Publisher: University of Nebraska Press (2021)
Your Crib, My Qibla interrogates loss, the death of a child, and a father’s pursuit of language able to articulate grief. In these poems, the language of memory functions as a space of mourning, connecting the dead with the world of the living. Culminating in an imagined dialogue between the father and his deceased daughter in the intricate space of the family, Your Crib, My Qibla explores grief, the fleeting nature of healing, and the constant obsession of memory as a language to reach the dead.
“In Saddiq Dzukogi’s Your Crib, My Qibla, the loss of his daughter becomes the navigational pull to an interiority steeped in earthly grief and a desire for the unseen spaces of the afterlife. With incredible fidelity Dzukogi unravels a series of poems that wrestle with his loss and make meaning of our most unbearable moments. His is a song of embodied witness and recollection shaped by a voice skilled in the musicality of duality. These are poems that find their way to the reader’s depth and open a window to the otherworld.”
“‘Where your headstone was, I put a mirror, / each time I come to visit / I see that you live in my face,’ writes Saddiq Dzukogi in this heartbreaking, powerful collection of poems.
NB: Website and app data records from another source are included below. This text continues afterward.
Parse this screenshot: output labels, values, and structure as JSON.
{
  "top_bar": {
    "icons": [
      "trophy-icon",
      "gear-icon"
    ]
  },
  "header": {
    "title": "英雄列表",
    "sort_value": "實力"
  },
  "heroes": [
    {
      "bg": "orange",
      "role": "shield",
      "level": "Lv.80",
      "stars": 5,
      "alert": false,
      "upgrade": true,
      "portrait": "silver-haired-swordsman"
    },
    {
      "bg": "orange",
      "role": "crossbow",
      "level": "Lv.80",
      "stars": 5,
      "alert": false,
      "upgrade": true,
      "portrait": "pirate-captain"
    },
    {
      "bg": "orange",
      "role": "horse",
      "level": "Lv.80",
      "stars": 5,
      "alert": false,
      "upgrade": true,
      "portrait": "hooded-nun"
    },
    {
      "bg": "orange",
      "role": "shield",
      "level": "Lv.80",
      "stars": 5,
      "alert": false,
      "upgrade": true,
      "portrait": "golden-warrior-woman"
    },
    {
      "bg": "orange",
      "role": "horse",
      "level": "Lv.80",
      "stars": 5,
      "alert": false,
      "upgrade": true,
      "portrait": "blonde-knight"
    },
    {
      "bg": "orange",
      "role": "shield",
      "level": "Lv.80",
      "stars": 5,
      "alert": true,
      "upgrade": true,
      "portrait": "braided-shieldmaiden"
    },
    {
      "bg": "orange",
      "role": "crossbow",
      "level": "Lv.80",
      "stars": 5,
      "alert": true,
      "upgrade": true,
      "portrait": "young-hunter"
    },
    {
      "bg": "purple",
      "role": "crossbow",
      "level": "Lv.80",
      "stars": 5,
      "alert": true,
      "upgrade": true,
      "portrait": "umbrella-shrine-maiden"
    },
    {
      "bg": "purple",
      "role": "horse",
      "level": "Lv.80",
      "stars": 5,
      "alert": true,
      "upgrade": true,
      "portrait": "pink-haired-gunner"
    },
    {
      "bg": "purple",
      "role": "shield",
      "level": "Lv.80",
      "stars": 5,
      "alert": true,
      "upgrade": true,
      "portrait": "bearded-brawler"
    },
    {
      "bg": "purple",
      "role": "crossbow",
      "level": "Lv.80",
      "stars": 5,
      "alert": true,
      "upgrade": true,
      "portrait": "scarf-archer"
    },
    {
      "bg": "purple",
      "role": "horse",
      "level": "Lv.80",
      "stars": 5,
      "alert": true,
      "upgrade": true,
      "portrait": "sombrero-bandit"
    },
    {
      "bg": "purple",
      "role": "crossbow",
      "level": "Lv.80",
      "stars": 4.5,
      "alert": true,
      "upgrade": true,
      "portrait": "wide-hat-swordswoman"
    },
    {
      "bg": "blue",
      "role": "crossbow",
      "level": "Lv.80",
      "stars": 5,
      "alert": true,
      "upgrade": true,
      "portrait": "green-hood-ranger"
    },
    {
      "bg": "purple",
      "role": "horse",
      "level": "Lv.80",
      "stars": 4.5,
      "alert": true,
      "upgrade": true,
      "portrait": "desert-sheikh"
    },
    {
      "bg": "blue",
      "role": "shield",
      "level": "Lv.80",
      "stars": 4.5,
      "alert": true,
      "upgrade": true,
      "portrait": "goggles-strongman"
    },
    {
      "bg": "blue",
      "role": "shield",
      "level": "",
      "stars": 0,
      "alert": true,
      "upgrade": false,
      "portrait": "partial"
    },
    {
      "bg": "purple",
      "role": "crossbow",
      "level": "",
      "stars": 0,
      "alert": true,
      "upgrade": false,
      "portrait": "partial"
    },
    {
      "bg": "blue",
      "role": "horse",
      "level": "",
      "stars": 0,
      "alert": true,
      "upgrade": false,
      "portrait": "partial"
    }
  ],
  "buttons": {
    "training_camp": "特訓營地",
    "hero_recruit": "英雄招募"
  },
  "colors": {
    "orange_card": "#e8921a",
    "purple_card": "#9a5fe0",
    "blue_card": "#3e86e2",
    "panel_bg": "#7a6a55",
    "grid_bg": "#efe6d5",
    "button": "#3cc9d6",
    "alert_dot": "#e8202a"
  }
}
A love song, an elegy, a book-long sequence, Your Crib, My Qibla is a parent’s epistles to a deceased child, an exploration of pain that continues to sing through pain (‘your songs endure // inside his bones. / They will nourish the loneliness— / yours and his.’). The mourning here is endless and yet transformative (‘Today Baha is not dead; she is six years old, / forcing marshmallows into his mouth. / Says I’m grown enough to feed you, Abba, / with the future’). Impossible not to be moved by this voice of a father who sees a dead child’s face everywhere (‘He presses a deep kiss on your grave, / on your forehead’), by this need to pull the dead out of the ground. This is a stunning, memorable book.”
“Saddiq Dzukogi’s Your Crib, My Qibla signals the arrival of a poet of assured craft, of courageous sentiment, and one who possesses a capacious facility with language and musicality. In this collection Dzukogi offers an elegy to innocence and to the false security of the living, and yet he demonstrates that the art of lamentation is as forceful an expression of hope as we have available to us. This is a remarkable introduction to a poet for our moment and time.”